Millicent McKay offers an insider’s guide to P.E.I.
Is tourism a trap for Atlantic Canadians?
Foraging for wild food in Atlantic Canada
Four food trucks to try in Newfoundland this summer
Underwater tourism is the ultimate immersive experience
Is Atlantic Canadian tourism doing luxury right?
In December 2018, the Canadian Task Force on Preventive Health Care updated its recommendations for breast screening of average-risk women.
While still recommending that women 50-74 have mammography screening every 2-3 years, it is now conditional on women’s informed decision-making based on their assessment of harms and benefits.
It is not a strong recommendation.
They state there is very low certainty evidence of a modest breast cancer mortality reduction.
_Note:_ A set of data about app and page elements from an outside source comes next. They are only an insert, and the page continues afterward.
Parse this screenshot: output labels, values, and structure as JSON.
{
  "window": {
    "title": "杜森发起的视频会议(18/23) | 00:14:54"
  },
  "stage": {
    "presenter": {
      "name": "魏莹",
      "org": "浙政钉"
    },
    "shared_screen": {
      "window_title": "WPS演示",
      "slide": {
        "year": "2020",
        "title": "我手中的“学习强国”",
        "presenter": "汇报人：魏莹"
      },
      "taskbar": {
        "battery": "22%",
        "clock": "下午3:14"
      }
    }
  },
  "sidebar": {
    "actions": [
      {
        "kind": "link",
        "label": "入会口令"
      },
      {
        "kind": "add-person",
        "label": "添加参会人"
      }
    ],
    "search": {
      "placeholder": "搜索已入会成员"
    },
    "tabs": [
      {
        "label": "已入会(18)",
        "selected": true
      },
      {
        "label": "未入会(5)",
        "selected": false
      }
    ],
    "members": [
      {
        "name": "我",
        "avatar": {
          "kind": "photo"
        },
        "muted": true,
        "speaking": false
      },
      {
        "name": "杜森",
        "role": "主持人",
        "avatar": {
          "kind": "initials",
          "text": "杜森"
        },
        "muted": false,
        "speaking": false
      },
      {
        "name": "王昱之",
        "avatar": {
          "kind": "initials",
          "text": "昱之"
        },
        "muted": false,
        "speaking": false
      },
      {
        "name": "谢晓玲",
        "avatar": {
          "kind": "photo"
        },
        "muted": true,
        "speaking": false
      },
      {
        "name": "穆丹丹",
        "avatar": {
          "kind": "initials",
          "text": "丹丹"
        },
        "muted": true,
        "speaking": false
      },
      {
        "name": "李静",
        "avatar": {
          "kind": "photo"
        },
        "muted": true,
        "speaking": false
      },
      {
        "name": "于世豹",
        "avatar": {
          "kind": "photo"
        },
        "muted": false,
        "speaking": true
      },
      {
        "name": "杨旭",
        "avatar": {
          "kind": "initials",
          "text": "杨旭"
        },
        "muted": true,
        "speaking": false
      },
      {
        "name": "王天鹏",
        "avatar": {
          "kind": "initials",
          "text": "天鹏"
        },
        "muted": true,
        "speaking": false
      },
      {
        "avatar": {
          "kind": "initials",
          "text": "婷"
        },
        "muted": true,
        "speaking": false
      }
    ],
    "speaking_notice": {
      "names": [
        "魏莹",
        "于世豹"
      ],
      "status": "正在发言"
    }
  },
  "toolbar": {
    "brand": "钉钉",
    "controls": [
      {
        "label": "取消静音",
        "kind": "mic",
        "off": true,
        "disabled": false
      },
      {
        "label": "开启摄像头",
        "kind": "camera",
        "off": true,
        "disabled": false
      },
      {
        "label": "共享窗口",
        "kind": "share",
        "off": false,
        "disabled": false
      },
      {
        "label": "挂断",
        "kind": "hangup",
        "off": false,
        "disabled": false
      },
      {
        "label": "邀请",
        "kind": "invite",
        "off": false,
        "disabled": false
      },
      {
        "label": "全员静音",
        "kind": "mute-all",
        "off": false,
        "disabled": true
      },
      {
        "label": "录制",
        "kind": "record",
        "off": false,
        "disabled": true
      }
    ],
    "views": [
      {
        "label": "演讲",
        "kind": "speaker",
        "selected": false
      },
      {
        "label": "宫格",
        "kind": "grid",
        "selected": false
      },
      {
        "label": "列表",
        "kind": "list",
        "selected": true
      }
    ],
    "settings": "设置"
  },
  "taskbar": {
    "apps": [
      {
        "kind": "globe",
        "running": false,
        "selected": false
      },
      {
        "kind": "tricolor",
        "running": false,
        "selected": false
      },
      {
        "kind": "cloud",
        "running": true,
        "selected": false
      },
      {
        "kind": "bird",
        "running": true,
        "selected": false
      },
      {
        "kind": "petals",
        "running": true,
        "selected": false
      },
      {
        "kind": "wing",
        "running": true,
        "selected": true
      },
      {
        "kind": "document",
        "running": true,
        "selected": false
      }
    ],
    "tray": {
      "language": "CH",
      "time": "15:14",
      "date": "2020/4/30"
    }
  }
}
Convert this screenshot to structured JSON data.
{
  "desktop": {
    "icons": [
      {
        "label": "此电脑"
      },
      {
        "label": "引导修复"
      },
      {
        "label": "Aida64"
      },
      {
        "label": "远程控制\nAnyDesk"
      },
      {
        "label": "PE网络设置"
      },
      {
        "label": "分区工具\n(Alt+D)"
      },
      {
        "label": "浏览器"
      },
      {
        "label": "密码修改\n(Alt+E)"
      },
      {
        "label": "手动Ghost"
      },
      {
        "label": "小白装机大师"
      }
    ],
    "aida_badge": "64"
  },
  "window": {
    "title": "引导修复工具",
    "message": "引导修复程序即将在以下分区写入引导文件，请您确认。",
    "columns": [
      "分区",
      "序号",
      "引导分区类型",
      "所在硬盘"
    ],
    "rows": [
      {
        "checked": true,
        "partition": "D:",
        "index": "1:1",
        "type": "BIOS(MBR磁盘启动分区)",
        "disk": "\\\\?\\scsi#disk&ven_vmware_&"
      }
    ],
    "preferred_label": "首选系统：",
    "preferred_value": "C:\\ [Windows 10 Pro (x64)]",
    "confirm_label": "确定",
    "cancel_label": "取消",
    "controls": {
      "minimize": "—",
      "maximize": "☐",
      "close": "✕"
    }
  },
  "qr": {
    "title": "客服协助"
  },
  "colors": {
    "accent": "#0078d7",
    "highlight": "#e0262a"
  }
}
Many other major studies have found that mammography screening does not reduce the death rate among screened women overall.
This is very important as it is widely promoted that mammography screening saves lives — it does not.
This is difficult for women (and others) to hear.
It is also true that it does not result in fewer advanced breast cancers being diagnosed or in less aggressive treatment.
It is important that harms of mammography screening are considered including over diagnosis (‘cancers’ that would not have been found if not for screening nor caused harm in a woman’s lifetime), false positives leading to biopsies, radiation, and the associated anxiety.
The task force considered the preferences of women regarding mammography screening but noted the studies they reviewed “tended to provide high benefit-to-harm ratios.”
They call for more studies of women’s preferences using “accurate estimates of both benefits and harms” — in other words that are not biased.
It is not easy for women to make an informed decision regarding mammography screening — nor for primary care providers to help them to do so.
The evidence is vast and complex.
The task force recommendations are a major step forward for women’s health but I hope their next recommendations will unequivocally recommend against mammography screening for average-risk women of any age and will consider cost effectiveness.
In the meantime, women should examine their breasts and primary care providers should examine women’s breasts — there just isn’t sufficient evidence to not do so.
Professor, Faculty of Nursing